» **Given entries**:
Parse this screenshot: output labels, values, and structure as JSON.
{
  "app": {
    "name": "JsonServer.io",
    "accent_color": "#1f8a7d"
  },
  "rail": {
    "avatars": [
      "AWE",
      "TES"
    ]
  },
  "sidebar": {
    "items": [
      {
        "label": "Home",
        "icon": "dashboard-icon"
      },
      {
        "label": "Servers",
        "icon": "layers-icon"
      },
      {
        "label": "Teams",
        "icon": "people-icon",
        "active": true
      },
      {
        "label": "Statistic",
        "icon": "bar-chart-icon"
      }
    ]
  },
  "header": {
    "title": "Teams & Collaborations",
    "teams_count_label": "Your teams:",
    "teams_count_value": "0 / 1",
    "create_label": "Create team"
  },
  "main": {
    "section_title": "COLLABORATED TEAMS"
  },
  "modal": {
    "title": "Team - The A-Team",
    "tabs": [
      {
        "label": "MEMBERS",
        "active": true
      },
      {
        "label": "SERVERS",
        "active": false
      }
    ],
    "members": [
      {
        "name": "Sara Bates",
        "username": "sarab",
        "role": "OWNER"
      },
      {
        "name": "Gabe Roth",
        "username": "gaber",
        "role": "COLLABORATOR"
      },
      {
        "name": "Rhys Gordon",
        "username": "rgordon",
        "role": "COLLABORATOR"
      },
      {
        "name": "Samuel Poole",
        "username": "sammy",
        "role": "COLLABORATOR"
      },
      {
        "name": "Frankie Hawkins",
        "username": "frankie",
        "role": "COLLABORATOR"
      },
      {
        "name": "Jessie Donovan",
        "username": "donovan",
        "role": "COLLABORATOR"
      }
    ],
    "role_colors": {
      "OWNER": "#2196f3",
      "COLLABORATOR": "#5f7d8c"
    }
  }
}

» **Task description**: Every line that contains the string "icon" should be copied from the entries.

» **Output**:
        "icon": "dashboard-icon"
        "icon": "layers-icon"
        "icon": "people-icon",
        "icon": "bar-chart-icon"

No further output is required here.